Among the 33 new women elected to the House this week, only one is a Republican.
Carol Miller, the majority whip in the West Virginia state House and daughter of a former Ohio congressman, won the Mountain State’s 3rd District seat Tuesday night, defeating Democratic state Sen. Richard Ojeda.
Although she’s replacing a man (GOP Rep. Evan Jenkins didn’t run for re-election) Miller is joining a House Republican conference with significantly fewer women than the current Congress.
There are 23 Republican women in the House in the 115th Congress. But a quarter of them did not seek re-election. Two more (Virginia Rep. Barbara Comstock and Georgia Rep. Karen Handel) lost their re-elections, and at least three more remain in jeopardy in races that the Associated Press has yet to call. Miller could be joined by one additional new woman, California’s Young Kim, whose race in California’s 39th District is also yet to be called.
As late as September, Ohio Rep. Steve Stivers, chairman of the National Republican Congressional Committee, predicted the GOP could see an increase in female representation. In reality, it was difficult to see how the conference could break even. Many female recruits were running in districts that favored Democrats. And although Stivers touted the party’s efforts to recruit 120 women to run, only a fraction won their primaries.

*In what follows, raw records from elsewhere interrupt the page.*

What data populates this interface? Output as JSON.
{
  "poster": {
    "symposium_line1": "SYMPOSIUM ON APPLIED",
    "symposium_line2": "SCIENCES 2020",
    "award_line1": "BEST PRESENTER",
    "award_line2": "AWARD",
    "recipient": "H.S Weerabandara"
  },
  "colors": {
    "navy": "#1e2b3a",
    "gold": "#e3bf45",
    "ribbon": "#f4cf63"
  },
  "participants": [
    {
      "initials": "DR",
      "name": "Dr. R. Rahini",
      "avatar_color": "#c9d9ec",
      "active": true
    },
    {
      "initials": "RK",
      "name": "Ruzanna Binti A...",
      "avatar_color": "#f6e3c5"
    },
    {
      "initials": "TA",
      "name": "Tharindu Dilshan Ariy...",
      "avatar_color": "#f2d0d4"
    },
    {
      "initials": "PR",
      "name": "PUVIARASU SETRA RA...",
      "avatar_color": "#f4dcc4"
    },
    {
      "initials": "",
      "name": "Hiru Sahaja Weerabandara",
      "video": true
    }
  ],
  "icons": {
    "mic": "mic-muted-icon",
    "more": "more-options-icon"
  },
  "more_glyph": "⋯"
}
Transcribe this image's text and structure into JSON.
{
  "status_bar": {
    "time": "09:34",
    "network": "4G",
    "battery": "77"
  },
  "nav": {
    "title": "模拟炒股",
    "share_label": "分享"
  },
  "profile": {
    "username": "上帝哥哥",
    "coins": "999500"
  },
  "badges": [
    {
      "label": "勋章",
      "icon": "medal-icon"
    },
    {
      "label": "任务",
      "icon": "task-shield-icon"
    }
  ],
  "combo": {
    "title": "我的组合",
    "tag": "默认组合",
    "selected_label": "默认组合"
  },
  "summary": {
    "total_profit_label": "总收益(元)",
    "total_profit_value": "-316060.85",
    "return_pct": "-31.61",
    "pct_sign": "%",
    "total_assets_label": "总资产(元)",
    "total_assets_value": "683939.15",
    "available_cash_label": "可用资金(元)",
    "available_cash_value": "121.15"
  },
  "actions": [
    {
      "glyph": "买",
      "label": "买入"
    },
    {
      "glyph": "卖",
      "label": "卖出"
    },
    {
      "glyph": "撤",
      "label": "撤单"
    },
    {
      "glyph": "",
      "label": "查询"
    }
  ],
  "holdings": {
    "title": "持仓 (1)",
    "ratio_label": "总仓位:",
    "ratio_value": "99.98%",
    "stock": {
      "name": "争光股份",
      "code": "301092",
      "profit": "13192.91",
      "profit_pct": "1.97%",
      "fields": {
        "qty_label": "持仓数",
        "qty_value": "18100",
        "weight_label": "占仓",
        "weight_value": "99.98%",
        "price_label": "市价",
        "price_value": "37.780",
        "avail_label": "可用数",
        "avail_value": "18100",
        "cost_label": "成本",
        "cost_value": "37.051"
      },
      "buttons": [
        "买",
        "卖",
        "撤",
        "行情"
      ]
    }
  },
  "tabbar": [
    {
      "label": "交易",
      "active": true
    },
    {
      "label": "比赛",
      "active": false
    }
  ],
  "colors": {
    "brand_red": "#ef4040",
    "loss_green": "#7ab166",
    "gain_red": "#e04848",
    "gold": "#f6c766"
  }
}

Republicans’ inability to get women through primaries has been a source of frustration for some female members and operatives who wish they had an organization like EMILY’s List that could invest serious resources into intra-party contests.
Miller was one of the few women who made it through a contested GOP primary this year. She took 24 percent of the vote in a seven-way contest in May. A new outside group dedicated to electing GOP women spent five-figures on a digital buy in the last week of the race but that probably wasn’t a deciding factor in her victory.
Asked in May what distinguished her from her closest primary competition, Miller said, “Well, I’m a wife, a mother and a grandmother,” before touting her legislative experience.
Miller kicked her own resources into both her primary and general election campaigns. According to reports filed with the Federal Election Commission, she loaned her campaign more than $500,000 by mid-October. Her family owns a number of car dealerships in the area.
A bison farmer whose campaign slogan was, “cut the bull out of politics,” Miller ran as a Washington outsider, but her late father was an Ohio congressman for 22 years. Samuel L. Devine retired as the House Republican Conference chairman in 1980.
President Donald Trump carried the southern 3rd District by 49 points, and Miler fully embraced him. Democrats viewed this open seat as their best pickup opportunity in the Mountain State because Ojeda, a retired Army major who voted for Trump in 2016, was seen as a good fit for the district. He ran an unconventional campaign and didn’t hold back against Miller, often directly responding to her attacks in his own TV ads.
Ojeda outraised Miller, bringing in $2.2 million to her $1.6 million by the end of the pre-general reporting period in mid-October. But Miller defeated Ojeda handily Tuesday night, 56 to 44 percent.